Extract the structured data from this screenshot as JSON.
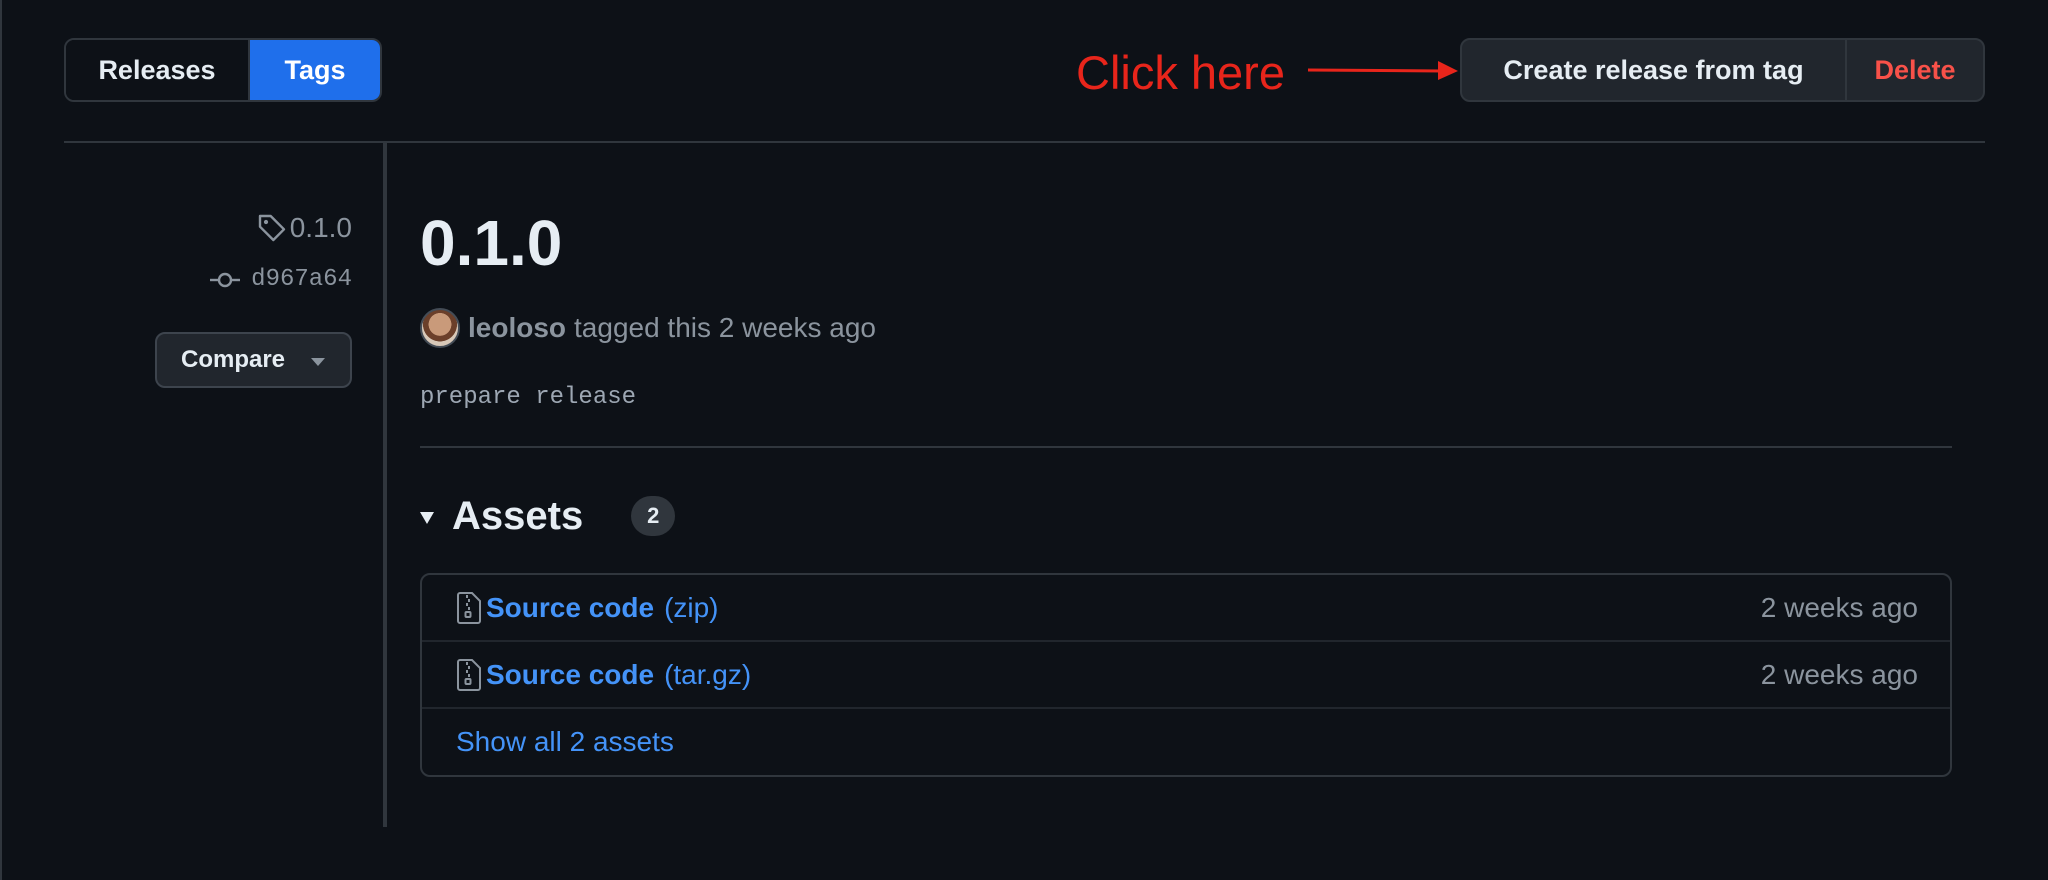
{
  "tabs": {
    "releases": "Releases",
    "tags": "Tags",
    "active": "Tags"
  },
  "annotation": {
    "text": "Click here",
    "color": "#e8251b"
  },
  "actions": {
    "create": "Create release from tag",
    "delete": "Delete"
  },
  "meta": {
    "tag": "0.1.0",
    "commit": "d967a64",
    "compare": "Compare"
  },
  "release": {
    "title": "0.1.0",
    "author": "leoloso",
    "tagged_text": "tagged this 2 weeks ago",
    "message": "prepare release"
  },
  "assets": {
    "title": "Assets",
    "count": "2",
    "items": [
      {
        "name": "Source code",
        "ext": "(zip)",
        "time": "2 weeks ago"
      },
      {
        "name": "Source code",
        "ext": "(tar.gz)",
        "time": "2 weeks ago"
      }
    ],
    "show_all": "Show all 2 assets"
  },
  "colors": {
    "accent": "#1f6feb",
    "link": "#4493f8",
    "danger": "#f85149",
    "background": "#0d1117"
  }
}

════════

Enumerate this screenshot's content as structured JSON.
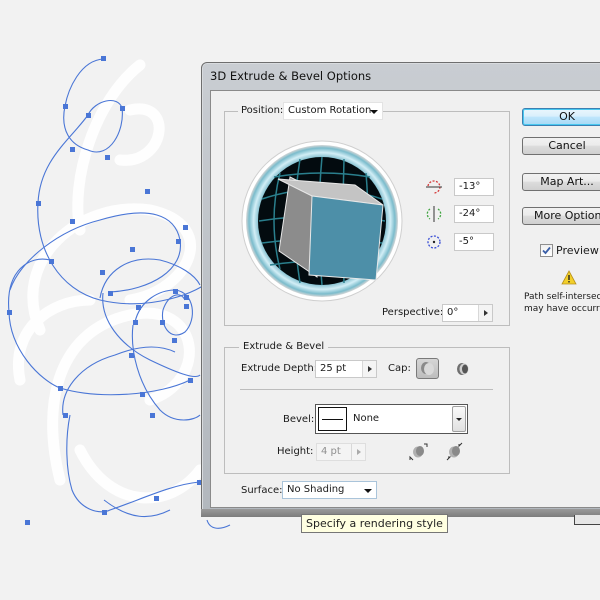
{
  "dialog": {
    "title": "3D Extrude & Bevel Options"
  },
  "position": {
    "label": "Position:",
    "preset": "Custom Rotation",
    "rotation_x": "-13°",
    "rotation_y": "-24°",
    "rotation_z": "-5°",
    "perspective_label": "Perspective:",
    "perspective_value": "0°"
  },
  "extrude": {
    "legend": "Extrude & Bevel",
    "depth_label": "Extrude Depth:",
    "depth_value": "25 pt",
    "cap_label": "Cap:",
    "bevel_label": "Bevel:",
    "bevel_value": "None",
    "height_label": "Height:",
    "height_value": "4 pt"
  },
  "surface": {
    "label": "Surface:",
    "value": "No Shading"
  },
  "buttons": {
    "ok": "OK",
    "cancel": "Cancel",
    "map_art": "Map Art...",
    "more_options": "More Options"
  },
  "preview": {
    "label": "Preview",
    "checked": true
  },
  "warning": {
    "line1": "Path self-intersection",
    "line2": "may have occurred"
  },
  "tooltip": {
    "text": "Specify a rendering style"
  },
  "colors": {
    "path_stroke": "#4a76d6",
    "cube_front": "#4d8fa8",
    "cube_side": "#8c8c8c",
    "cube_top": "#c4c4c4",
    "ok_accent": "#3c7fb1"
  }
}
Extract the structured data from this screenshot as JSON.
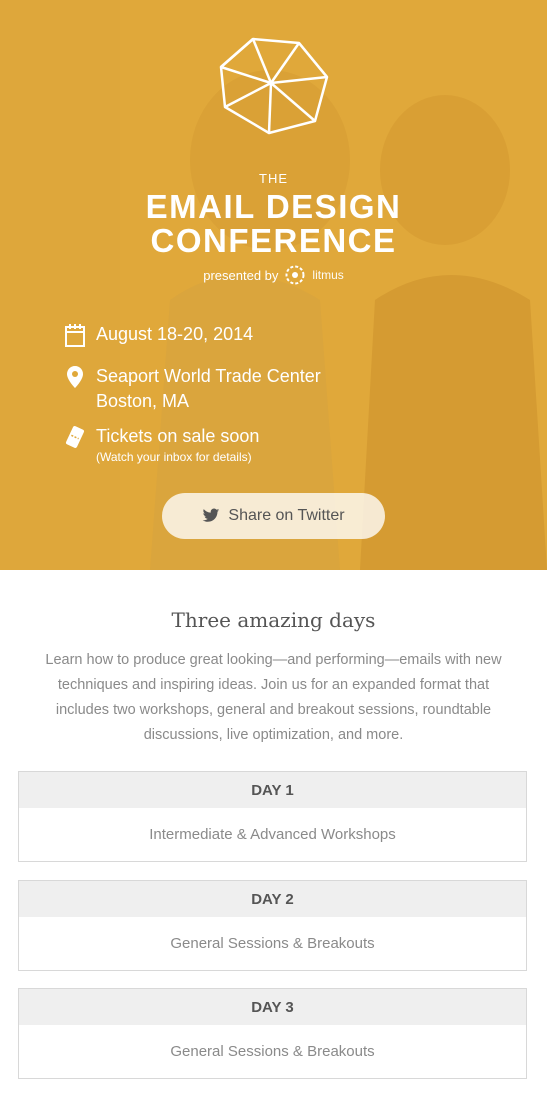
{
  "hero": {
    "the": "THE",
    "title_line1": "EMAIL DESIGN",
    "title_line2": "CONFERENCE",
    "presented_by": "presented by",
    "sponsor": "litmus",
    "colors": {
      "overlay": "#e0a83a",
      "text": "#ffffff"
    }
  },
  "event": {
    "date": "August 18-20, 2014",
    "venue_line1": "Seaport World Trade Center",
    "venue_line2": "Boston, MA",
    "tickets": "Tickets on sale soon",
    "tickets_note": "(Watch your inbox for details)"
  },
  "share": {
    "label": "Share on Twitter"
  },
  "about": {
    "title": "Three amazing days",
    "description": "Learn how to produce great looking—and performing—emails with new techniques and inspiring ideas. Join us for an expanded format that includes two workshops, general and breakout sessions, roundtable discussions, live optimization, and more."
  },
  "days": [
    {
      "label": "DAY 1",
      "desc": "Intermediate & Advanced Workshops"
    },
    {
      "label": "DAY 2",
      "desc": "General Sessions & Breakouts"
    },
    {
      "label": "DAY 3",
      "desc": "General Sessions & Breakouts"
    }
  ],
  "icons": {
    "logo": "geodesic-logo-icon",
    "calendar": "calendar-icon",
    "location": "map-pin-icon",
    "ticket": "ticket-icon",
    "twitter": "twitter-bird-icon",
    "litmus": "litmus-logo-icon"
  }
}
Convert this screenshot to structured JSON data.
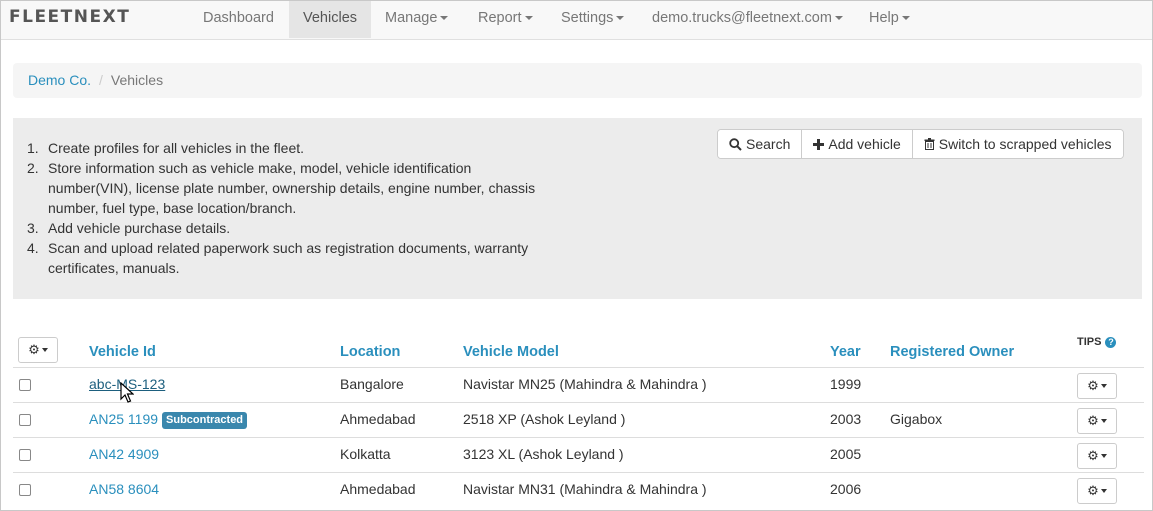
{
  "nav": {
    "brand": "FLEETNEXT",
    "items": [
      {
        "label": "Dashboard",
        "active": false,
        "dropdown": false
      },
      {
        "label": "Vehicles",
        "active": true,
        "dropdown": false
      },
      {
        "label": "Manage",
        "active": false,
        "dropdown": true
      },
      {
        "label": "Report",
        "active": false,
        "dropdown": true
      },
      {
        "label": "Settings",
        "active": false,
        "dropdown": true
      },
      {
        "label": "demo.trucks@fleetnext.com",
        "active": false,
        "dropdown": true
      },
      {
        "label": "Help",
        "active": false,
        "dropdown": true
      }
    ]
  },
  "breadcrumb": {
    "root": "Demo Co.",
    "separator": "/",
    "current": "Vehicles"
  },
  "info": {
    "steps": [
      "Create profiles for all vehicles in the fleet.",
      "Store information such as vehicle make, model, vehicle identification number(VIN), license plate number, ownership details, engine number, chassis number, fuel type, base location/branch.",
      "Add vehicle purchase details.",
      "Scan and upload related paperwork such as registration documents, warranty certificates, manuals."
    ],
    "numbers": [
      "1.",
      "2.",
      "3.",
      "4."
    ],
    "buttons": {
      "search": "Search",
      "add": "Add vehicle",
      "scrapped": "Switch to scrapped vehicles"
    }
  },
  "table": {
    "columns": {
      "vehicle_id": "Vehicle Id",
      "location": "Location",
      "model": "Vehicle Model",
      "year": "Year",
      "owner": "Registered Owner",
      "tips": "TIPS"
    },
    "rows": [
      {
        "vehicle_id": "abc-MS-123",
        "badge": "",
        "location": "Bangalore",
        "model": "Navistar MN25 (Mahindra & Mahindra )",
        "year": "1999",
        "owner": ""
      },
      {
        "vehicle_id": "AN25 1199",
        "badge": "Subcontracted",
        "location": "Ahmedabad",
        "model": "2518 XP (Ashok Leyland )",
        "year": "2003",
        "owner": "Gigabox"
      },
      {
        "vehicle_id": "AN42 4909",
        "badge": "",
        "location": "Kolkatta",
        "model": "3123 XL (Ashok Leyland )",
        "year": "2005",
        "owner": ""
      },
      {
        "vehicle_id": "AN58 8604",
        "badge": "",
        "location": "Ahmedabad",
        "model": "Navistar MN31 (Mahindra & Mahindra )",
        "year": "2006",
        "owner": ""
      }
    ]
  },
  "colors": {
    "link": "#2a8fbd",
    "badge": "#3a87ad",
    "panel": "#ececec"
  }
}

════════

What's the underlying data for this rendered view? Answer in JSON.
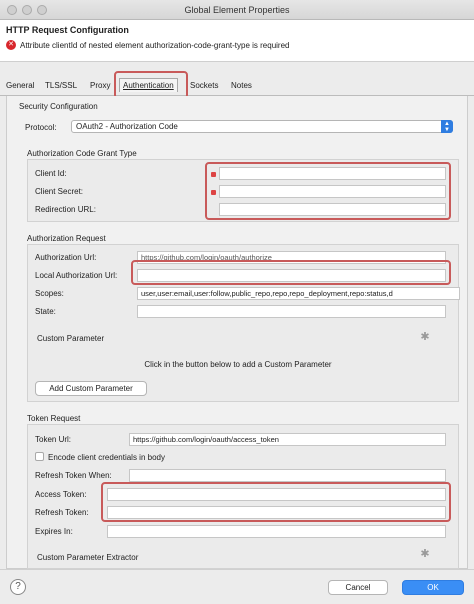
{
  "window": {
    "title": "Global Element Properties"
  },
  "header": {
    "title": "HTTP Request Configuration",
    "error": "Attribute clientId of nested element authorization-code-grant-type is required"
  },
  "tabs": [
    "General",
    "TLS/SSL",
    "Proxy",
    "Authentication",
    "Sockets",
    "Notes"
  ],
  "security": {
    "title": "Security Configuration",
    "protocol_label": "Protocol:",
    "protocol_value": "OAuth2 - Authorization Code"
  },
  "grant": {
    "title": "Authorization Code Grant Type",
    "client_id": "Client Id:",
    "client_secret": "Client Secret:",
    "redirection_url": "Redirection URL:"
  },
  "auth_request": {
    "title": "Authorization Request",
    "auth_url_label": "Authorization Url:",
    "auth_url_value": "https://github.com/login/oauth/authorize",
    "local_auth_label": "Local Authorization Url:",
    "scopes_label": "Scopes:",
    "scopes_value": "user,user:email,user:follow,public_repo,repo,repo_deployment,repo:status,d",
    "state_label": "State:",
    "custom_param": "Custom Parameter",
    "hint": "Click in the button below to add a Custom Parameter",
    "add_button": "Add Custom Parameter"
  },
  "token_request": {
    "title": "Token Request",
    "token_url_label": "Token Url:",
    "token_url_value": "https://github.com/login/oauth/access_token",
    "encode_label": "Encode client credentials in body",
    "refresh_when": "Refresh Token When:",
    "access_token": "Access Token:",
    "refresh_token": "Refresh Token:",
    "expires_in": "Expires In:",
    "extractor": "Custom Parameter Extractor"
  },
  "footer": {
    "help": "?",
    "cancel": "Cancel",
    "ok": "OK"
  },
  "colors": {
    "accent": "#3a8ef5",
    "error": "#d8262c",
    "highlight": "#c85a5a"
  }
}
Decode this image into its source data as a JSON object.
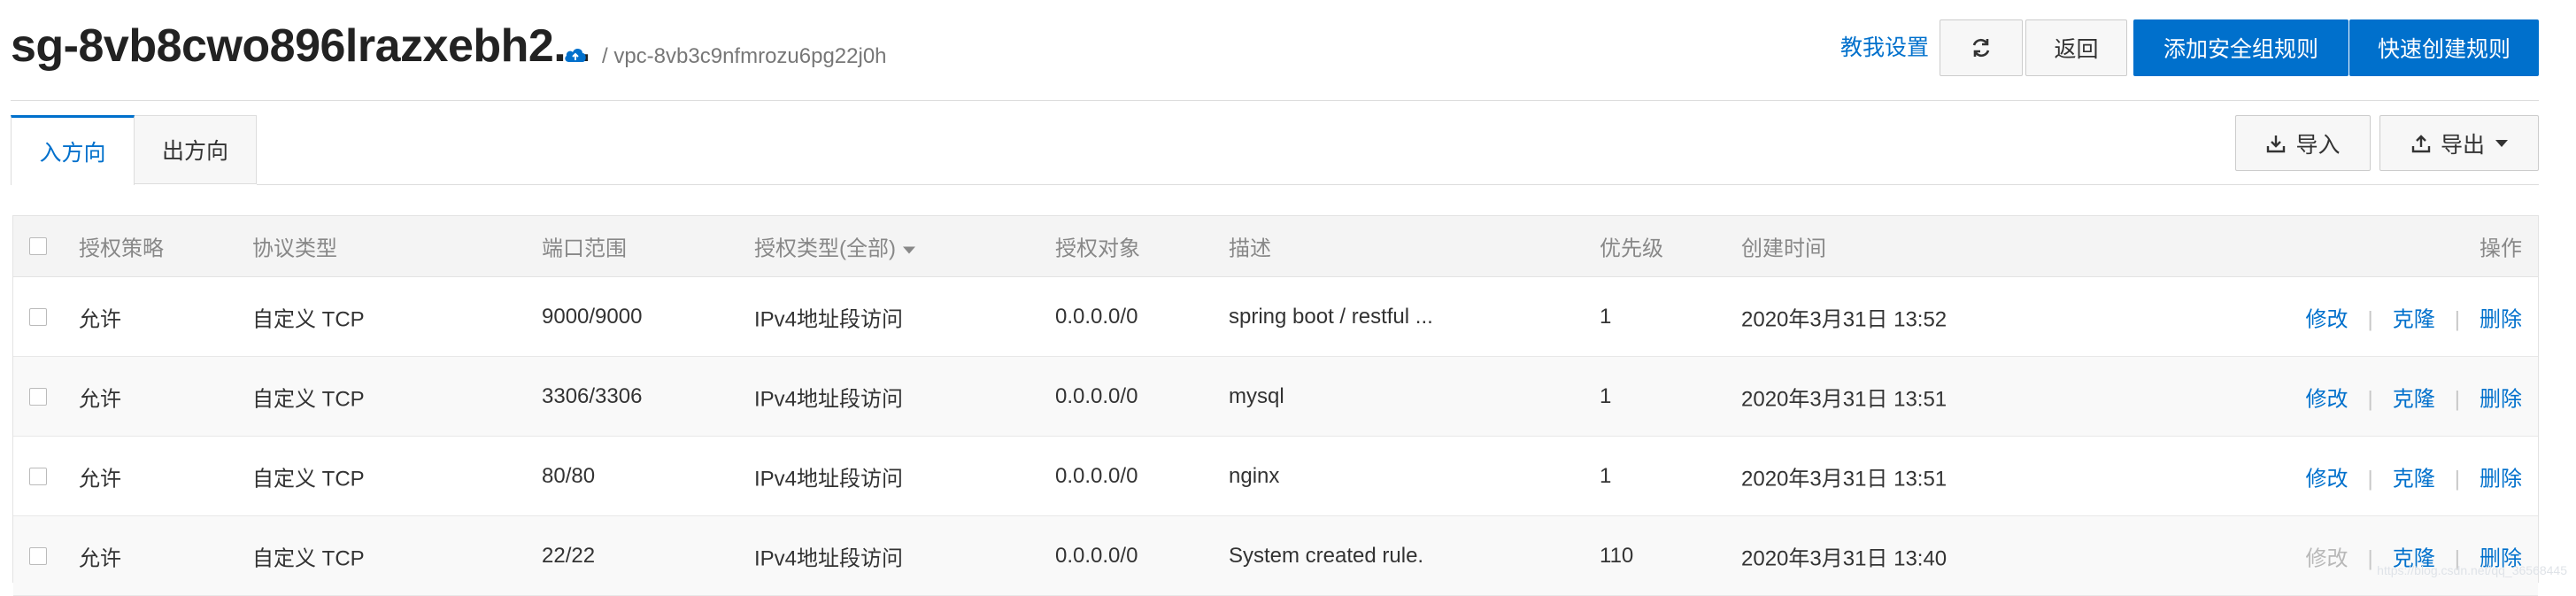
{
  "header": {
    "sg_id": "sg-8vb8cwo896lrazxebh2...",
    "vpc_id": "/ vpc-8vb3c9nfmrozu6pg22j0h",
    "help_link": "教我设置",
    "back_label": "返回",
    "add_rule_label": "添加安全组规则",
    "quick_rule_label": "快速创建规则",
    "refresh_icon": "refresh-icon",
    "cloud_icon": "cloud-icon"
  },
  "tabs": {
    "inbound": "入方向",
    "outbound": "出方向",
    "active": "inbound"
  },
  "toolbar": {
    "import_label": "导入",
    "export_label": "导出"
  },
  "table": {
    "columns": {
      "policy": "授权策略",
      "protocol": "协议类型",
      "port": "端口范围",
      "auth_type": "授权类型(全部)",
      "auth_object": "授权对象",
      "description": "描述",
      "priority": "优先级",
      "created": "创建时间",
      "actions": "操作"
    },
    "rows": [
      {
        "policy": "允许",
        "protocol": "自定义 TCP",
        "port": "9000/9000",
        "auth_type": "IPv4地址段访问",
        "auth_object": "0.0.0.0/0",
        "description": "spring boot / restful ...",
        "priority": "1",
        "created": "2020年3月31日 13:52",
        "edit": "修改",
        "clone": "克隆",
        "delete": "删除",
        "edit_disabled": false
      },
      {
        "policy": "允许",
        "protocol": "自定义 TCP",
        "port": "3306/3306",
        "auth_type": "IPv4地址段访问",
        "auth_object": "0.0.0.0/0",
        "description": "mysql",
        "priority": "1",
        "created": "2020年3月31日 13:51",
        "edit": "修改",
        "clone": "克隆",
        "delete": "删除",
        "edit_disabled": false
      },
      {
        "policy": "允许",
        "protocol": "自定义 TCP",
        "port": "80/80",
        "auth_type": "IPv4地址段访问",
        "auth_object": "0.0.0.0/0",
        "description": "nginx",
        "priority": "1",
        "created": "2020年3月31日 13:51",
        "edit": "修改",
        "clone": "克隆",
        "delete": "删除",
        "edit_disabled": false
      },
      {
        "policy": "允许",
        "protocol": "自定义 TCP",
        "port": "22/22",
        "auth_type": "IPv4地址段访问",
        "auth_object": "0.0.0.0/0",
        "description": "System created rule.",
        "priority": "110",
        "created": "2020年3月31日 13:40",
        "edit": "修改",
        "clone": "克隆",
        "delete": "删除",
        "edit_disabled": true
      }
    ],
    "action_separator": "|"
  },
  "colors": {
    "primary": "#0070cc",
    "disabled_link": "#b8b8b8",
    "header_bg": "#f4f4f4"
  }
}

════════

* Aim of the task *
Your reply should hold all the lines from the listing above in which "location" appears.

* Answer to this problem *
    "location": "map-pin-icon",
      "Store information such as vehicle make, model, vehicle identification number(VIN), license plate number, ownership details, engine number, chassis number, fuel type, base location/branch.",
      "location": "Location",
        "location": "Bangalore",
        "location": "Ahmedabad",
        "location": "Kolkatta",
        "location": "Ahmedabad",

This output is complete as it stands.